verb (used with object)
Words nearby saint
Origin of saint
OTHER WORDS FROM saintsaint·less, adjectiveout·saint, verb (used with object)su·per·saint, noun
Definition for saint (2 of 3)
Definition for saint (3 of 3)
Examples from the Web for saint
Race relations in Saint Louis could hinge on the outcome of this announcement.
Tensions are rising in Saint Louis, Mo., as race relations heat up.
Saint Louis City police also spent $325,000 upgrading helmets, sticks and other civil disobedience equipment.
Saint Fleur originally came to the United States on a student visa and is now an American citizen.
His home base is Saint Francis of Assisi Church in Midtown Manhattan.
He is magnificent--a saint--a scholar--everything--but not nice!Lady Merton, Colonist|Mrs. Humphry Ward
For he is Saint Oenius, a man of venerable life; and, as the saint prophesied beforehand, he was duly set over the brethren.The Latin & Irish Lives of Ciaran|Anonymous
Then, O great king, Kapila was pleased with Ansuman, and that saint of a virtuous soul told him to ask for a favour from him.Mahabharata of Krishna-Dwaipayana Vyasa Bk. 3 Pt. 1|Krishna-Dwaipayana Vyasa
In the midst shone the single pure flame of a massive silver lamp, rifled from the tomb of a saint.The Mercy of Allah|Hilaire Belloc
Moreover his talk about his saint somehow was not extravagant.Kit Musgrave's Luck|Harold Bindloss
British Dictionary definitions for saint (1 of 2)
Derived forms of saintsaintdom, nounsaintless, adjectivesaintlike, adjective
Word Origin for saint
British Dictionary definitions for saint (2 of 2)
Cultural definitions for saint
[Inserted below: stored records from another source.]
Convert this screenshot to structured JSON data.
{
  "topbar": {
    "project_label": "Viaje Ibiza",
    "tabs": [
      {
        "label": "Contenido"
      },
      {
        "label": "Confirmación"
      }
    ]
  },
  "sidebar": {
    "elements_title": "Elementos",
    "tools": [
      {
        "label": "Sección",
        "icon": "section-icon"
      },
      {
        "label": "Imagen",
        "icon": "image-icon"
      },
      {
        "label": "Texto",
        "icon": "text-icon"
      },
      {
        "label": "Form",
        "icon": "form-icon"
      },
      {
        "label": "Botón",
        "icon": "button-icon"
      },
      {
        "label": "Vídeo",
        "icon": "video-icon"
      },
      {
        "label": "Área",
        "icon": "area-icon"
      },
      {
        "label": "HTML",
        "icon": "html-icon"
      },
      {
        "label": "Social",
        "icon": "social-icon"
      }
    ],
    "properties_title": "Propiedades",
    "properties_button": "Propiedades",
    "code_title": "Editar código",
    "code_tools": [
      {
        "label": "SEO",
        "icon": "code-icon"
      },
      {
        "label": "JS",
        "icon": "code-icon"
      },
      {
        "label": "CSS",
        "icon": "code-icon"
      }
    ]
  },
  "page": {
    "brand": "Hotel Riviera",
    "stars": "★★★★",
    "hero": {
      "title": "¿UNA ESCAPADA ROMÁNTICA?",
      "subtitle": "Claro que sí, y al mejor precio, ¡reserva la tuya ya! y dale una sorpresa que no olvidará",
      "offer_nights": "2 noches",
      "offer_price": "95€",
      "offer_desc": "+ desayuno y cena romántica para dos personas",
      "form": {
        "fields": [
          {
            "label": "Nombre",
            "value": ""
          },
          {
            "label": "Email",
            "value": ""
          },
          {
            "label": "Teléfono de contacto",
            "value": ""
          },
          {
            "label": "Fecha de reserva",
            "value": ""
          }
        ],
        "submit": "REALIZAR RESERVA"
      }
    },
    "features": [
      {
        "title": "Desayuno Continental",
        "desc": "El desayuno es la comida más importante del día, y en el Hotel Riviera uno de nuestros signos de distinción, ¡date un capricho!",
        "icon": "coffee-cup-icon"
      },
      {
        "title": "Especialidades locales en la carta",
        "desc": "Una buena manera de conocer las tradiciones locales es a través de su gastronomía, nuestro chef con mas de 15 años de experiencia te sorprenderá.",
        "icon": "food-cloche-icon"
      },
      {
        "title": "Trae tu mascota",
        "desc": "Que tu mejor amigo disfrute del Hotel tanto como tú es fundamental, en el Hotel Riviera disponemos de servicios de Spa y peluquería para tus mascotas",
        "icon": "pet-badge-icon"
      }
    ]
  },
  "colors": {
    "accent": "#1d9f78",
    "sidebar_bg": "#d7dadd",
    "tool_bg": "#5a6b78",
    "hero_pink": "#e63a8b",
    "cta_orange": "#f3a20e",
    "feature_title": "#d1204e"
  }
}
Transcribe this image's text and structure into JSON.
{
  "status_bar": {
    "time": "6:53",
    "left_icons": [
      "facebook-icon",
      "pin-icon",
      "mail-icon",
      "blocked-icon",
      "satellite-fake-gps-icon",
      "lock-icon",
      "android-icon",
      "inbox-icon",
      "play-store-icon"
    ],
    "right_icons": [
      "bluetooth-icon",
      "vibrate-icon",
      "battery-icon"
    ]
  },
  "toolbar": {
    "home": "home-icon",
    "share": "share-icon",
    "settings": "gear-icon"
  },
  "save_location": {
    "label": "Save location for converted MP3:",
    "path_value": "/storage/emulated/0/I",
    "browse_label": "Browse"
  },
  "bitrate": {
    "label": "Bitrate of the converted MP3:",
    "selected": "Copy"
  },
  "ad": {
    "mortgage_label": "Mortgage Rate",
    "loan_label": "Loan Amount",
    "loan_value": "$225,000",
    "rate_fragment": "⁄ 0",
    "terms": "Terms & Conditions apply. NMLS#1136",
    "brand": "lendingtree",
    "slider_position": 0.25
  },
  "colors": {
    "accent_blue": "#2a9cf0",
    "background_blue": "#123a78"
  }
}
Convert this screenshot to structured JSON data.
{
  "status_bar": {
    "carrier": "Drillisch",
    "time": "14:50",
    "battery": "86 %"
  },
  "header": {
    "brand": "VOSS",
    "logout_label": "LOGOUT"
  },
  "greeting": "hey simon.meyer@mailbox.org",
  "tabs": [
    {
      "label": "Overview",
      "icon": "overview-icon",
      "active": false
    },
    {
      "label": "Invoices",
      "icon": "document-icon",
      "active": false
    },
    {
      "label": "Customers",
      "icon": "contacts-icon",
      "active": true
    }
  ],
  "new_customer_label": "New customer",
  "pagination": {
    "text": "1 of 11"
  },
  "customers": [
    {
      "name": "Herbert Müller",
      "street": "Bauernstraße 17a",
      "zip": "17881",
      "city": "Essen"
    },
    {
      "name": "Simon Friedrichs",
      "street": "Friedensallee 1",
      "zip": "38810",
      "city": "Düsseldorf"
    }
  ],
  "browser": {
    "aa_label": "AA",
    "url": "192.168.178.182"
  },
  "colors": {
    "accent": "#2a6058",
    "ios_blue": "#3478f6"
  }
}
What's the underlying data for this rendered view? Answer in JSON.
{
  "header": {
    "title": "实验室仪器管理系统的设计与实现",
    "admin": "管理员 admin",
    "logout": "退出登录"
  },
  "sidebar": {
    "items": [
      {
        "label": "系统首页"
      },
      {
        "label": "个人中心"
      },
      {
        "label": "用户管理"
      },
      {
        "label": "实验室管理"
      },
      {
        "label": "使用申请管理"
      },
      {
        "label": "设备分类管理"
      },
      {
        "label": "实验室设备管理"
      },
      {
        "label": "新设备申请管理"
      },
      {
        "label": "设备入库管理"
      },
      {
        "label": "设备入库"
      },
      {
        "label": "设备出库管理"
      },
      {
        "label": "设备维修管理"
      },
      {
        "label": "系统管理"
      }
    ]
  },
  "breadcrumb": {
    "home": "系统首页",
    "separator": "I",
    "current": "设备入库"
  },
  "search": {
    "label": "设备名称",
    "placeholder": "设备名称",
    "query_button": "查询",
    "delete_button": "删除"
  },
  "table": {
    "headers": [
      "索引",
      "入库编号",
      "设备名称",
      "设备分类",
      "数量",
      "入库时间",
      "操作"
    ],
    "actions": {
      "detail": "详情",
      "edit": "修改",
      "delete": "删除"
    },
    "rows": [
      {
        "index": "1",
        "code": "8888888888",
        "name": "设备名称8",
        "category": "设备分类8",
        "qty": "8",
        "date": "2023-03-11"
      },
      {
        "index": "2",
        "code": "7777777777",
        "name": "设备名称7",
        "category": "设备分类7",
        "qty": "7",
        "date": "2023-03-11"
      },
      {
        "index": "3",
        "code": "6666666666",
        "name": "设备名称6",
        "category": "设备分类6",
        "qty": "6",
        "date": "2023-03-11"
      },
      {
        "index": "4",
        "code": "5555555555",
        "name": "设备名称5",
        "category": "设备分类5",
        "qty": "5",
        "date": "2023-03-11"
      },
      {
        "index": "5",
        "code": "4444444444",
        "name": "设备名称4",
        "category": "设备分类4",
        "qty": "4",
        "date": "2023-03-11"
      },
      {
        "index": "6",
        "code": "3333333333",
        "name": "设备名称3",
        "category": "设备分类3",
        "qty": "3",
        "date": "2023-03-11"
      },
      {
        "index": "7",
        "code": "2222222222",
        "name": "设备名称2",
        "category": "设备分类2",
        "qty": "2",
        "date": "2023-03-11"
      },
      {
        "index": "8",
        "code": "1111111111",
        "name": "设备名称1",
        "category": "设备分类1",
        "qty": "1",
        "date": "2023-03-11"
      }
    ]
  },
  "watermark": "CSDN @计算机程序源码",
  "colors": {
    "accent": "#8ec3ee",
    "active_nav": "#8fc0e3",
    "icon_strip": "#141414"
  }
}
In Christianity, a holy person, living or dead; a person who has been saved (see salvation) (see also salvation). Saint is the French word for “holy.” Many churches reserve the title of saint for persons who have died faithful to their Christian commitment. The Roman Catholic Church and the Eastern Orthodox Church require certain procedures before people can be officially named saints; this procedure is called canonization.